AutoFS provides the following features:

The AutoFS service is initialized by automount, which is run automatically when a system is booted. The automount daemon, automountd, runs continuously and is responsible for the mounting and unmounting of the NFS file systems on an as-needed basis. By default, the Solaris operating environment automounts /home.

AutoFS works with file systems specified in the name service. This information can be maintained in NIS, NIS+, or local /etc files. With AutoFS, you can specify multiple servers to provide the same file system. This way, if one of the servers is down, AutoFS can try to mount from another machine. You can specify which servers are preferred for each resource in the maps by assigning each server a weighting factor.

See System Administration Guide, Volume 3 for complete information on how to set up and administer AutoFS.

The Cache File System (CacheFS)

If you want to improve the performance and scalability of an NFS or CD-ROM file system, you should use the Cache File System (CacheFS). CacheFS is a general purpose file system caching mechanism that improves NFS server performance and scalability by reducing server and network load.

Designed as a layered file system, CacheFS provides the ability to cache one file system on another. In an NFS environment, CacheFS increases the client per server ratio, reduces server and network loads, and improves performance for clients on slow links, such as Point-to-Point Protocol (PPP). You can also combine CacheFS with the AutoFS service to help boost performance and scalability.

See Chapter 37, The Cache File System (Tasks) for detailed information about CacheFS.

Deciding How to Mount File Systems

The table below provides guidelines on mounting file systems based on how you use them.

Table 34-3 Determining How to Mount File Systems

If You Need to Mount ... 

Then You Should Use ... 

Local or remote file systems infrequently 

The mount command entered manually from the command line.

Local file systems frequently 

The /etc/vfstab file, which will mount the file system automatically when the system is booted in multi-user state.

Remote file systems frequently, such as home directories 

  • The /etc/vfstab file, which will automatically mount the file system when the system is booted in multi-user state.

  • AutoFS, which will automatically mount or unmount the file system when you change into (mount) or out of (unmount) the directory.

To enhance performance, you can also cache the remote file systems by using CacheFS. 

You can mount a CD-ROM containing a file system by simply inserting it into the drive (Volume Management will automatically mount it). You can mount a diskette containing a file system by inserting it into the drive and running the volcheck command.

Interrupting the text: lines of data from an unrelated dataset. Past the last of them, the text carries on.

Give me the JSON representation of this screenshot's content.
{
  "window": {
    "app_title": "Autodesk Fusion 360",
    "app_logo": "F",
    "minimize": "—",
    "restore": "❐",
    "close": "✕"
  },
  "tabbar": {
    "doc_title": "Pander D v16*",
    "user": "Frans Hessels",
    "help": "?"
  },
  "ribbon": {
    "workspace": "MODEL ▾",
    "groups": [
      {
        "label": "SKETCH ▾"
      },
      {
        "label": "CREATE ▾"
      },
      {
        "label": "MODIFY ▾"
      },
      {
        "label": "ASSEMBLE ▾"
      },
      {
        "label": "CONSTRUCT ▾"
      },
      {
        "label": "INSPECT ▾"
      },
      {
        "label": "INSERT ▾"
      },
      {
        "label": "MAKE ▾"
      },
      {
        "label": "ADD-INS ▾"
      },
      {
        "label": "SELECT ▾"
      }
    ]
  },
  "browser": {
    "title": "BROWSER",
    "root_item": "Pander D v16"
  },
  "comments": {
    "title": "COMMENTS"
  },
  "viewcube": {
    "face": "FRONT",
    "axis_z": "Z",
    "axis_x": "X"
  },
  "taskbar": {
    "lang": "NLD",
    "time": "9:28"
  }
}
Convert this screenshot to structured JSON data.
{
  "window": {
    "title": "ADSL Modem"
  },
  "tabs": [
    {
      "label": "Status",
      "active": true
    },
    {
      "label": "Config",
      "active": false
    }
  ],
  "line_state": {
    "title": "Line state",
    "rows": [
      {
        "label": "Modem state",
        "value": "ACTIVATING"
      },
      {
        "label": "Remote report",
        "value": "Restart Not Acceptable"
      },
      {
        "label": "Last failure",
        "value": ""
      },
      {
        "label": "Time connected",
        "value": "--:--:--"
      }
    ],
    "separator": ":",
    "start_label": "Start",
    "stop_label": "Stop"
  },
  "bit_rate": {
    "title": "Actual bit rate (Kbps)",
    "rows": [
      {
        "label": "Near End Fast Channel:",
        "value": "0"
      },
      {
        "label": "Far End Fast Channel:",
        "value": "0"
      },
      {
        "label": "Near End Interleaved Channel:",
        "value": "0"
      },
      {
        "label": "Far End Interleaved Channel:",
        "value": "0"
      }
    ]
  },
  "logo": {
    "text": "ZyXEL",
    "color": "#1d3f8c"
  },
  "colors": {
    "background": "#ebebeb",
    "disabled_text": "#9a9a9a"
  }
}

See Chapter 14, Guidelines for Using CDs and Diskettes (Overview) for more information.